You write it as a hypothetical, but that's actually how SpaceX landed their first first booster. It was Falcon 9 Flight 20, which deployed 11 Orbcomm satellites.
Infographic of the trajectory: https://i.imgur.com/D9BdO86.png
The astronauts considered it extremely risky to say the least. NASA actually wanted to try it on STS-1 (a manned flight on a system that had never been tested before) to see if it worked. In the words of the mission commander: "Let’s not practice Russian roulette, because you may have a loaded gun there." Which carries a lot of weight from a man who was willing to risk a lunar landing.
Previous HN discussion: https://news.ycombinator.com/item?id=8447479
SpaceX has done 'land' landings in the past as well (for lighter payloads they have enough fuel to turn around and come all the way back to land).
EDIT: Here's a quick explainer on the topic with shiny graphics: http://www.popularmechanics.com/space/rockets/a18711/blue-or...
The initial (publicly shown) iteration was Grasshopper, it looked like this .
After that there was F9R-Dev, which looked like this  (it's pretty much just a F9 first stage). At some point they added grid fins, which look like this on the vehicle  and this up close  (note the anti-pidgeon spikes are being added purely for display, they are not attached during flight). Other than that there haven't really been any visible iterations, the legs look like this  and have since the F9R-Dev.
Blue Origin's mission allows it because it's suborbital. That is: it doesn't actually go anywhere other than straight up. That's also why they can launch in the middle of Texas.
Blue Origin's accomplishments (especially their engine designs) are nothing to sneeze at, but SpaceX is currently in a completely different league. The fact that they have to land on a barge is a result of how scaled and practical their technology is; that they succeed in doing so is an unprecedented achievement in launch vehicle technology.
I may be completely wrong here but I'm fairly certain that's what I remember reading.
IIRC Blue were sitting on some "landing on a barge" patents that SpaceX successfully fought, because they were far too obvious.
No onboard ascent footage or fuel tank footage this time, alas.
They need to be redesigned and SpaceX is twiddling around the issue to avoid the r&d cost. If I was NASA I would be very hesitant to use their rockets for people at this point

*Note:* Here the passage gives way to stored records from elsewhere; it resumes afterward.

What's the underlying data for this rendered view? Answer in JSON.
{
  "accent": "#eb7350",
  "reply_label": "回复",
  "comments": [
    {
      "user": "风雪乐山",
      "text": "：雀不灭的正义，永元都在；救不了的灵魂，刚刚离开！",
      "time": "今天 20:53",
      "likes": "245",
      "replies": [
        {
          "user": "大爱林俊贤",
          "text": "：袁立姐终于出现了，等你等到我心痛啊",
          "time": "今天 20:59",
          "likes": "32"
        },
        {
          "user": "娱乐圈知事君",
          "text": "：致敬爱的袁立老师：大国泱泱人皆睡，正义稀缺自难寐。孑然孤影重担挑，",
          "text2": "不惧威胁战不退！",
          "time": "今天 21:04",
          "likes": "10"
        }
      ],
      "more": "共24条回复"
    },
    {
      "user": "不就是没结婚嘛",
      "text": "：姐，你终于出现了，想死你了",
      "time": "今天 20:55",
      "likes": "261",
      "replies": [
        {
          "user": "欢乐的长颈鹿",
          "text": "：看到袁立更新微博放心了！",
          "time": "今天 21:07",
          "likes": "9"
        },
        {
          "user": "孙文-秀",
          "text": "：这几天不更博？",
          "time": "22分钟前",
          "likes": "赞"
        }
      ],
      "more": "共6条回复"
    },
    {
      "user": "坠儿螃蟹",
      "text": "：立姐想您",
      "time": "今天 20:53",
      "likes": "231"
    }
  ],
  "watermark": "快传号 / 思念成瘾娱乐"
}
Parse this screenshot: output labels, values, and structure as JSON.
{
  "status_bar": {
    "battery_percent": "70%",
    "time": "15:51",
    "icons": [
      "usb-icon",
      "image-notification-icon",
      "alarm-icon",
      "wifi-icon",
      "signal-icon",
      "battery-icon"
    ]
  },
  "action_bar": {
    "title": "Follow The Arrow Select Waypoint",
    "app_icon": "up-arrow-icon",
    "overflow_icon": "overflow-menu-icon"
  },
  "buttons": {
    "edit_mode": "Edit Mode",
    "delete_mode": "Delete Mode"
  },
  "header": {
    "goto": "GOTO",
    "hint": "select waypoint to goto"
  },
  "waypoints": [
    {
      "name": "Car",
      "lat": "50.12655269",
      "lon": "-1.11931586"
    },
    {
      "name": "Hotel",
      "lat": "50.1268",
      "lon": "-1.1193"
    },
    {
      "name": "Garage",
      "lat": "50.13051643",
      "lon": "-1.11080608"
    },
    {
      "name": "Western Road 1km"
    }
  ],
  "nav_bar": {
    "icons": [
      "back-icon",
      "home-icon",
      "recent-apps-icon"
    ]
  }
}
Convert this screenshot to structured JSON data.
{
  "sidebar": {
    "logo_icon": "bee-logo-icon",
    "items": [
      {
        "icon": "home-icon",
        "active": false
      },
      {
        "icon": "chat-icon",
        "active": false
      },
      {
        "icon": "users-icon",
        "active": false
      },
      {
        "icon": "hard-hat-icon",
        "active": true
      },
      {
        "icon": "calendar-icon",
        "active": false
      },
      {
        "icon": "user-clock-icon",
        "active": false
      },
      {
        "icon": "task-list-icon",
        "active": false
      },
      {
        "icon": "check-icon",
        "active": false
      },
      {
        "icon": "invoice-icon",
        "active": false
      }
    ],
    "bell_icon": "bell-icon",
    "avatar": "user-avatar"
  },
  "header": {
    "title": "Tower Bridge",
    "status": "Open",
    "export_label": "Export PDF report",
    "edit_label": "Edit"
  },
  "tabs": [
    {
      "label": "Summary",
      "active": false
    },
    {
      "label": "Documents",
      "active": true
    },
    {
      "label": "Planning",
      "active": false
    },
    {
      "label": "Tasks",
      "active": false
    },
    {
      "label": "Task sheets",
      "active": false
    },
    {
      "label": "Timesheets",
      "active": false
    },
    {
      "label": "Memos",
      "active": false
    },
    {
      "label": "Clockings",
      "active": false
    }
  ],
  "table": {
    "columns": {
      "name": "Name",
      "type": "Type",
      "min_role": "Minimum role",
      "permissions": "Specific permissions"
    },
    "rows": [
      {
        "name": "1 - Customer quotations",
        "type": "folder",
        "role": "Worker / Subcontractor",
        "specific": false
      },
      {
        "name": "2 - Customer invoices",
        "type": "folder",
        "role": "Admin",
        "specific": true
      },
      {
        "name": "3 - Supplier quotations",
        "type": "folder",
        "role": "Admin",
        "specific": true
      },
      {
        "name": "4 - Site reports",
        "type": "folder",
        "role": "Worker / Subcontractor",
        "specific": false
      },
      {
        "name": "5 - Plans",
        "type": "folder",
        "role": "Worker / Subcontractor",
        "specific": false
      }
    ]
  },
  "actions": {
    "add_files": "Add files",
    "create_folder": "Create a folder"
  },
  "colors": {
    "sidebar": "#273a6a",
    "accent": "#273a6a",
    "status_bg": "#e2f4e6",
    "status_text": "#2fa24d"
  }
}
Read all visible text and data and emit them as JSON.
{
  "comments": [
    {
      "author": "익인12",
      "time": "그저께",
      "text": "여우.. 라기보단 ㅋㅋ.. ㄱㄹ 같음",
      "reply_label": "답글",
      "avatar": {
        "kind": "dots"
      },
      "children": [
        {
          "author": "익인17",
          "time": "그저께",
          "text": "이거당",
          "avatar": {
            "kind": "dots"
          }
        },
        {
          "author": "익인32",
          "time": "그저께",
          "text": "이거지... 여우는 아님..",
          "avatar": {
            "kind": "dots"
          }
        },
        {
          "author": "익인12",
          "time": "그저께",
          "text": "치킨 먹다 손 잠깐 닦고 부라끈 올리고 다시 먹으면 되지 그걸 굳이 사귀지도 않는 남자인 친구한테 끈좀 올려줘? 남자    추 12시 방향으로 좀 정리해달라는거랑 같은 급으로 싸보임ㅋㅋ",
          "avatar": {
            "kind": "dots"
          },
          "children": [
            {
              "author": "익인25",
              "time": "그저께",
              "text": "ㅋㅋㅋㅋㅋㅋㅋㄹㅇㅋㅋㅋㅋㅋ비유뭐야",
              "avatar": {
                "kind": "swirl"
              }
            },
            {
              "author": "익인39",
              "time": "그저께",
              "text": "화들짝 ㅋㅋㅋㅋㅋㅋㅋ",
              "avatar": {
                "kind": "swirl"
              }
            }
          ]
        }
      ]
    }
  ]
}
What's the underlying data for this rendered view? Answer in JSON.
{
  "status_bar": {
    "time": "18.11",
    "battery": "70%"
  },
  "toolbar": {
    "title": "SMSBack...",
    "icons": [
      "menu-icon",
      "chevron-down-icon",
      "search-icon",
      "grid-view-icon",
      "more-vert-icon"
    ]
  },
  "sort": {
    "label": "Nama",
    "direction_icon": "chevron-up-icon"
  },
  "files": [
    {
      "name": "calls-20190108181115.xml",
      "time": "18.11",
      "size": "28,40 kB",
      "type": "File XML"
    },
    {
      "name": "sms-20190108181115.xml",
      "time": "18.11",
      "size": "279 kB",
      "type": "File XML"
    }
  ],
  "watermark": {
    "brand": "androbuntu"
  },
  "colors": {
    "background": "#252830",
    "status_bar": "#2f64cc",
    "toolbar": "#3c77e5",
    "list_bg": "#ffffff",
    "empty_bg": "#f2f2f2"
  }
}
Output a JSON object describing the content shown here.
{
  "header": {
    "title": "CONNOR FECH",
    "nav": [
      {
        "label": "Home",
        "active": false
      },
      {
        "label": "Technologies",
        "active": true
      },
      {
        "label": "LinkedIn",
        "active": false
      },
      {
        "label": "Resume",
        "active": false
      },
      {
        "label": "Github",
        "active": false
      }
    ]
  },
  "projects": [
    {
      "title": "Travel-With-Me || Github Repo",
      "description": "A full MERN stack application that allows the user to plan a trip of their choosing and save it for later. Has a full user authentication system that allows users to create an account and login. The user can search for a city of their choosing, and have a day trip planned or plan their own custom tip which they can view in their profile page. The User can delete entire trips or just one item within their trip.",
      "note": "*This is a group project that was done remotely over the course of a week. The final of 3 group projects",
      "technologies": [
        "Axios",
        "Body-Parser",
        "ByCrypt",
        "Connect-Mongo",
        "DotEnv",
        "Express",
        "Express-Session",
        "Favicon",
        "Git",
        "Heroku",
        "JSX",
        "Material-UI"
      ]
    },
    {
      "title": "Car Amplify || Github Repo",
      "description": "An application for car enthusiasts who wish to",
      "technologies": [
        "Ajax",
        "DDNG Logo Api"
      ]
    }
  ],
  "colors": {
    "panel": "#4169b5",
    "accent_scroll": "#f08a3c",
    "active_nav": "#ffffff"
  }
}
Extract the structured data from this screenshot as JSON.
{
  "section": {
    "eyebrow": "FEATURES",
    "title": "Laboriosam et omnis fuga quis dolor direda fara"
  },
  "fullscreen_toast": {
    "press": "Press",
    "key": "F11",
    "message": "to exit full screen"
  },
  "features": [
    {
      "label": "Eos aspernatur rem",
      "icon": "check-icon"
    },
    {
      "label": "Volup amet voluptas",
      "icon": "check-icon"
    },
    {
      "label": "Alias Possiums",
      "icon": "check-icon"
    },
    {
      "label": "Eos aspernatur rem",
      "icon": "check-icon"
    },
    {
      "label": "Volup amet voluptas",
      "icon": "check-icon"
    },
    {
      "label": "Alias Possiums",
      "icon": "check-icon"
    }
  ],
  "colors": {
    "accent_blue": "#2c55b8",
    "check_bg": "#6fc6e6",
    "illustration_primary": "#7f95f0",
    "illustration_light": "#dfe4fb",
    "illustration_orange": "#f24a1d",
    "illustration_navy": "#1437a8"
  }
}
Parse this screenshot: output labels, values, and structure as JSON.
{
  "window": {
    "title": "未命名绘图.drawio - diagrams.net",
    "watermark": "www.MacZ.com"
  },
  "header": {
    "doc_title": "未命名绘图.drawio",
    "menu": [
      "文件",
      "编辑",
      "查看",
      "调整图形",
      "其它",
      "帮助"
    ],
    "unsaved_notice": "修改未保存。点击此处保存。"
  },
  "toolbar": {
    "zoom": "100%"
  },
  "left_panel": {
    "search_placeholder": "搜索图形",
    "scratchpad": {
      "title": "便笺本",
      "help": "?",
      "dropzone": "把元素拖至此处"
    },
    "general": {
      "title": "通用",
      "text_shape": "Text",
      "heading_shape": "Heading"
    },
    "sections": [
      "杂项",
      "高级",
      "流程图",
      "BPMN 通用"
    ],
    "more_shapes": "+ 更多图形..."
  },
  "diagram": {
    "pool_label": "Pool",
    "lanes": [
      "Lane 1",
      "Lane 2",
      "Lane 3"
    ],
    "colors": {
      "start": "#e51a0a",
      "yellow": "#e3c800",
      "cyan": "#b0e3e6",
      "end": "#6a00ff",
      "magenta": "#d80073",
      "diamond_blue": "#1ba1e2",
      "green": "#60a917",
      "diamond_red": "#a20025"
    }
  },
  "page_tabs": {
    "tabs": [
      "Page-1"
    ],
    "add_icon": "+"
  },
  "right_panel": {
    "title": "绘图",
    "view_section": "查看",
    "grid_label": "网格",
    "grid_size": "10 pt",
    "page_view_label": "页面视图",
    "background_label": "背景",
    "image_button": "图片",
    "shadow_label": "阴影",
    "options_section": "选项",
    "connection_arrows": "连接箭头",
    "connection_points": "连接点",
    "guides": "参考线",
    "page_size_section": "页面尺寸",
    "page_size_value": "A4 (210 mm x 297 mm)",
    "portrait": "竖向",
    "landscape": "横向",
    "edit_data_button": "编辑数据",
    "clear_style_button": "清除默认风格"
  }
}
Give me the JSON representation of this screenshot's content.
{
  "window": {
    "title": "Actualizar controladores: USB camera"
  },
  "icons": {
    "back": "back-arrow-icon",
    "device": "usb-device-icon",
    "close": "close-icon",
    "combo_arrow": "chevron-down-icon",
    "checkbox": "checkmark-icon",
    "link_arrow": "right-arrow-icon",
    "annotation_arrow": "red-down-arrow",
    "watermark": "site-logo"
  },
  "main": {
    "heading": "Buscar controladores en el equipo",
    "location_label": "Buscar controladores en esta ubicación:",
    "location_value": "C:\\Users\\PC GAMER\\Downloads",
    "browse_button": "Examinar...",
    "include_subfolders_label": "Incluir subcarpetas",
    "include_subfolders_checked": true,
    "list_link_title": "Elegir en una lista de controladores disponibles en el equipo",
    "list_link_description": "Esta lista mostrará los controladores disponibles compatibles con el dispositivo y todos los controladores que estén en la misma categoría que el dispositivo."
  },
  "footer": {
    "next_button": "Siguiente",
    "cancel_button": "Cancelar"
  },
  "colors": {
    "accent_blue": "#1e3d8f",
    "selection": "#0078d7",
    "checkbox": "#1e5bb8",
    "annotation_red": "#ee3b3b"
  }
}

That's a pretty specific claim that "they need to be redesigned and SpaceX is twiddling around the issue to avoid the r&d cost." Do you have any evidence to support that?
The strut failure is what SpaceX reported but it could have also been a COPV explosion.
Two confirmed COPV explosions and a third possible explosion. SpaceX itself mentioned that an improved design will be done in the future because they had to modify their fueling schedule to increase the safety margin in the things.
It also could have been a sandwich left in the LOX tank, or malware planted by Nigerian scammers. If you don't accept the information provided by the relevant parties then the possibilities are basically unlimited. That's not to say that you must accept what they say, but if you don't then why would you focus on this particular possibility out of millions?
The strut failure is consistent with the data, and the accepted conclusion of the report.
They are modifying their procedure because their prop loading procedure was _very_ aggressive (pumping liquid helium into the COPV and allowing it vaporize, absorbing more heat from the environment, resulting in the formation of solid oxygen). They exceeded the tolerances of the COPV, and paid for it. In the future their designs will account for the lower temperatures. Until then, switching to the more conservative prop loading method addresses the issue.
in 30 years
Your second paragraph is awfully definitive coming from someone who doesn't seem to know what actually happened.
Many rockets exploded before the Russians or Americans got their first astronauts into space, and others exploded even afterwards. That doesn't mean those designs were failures.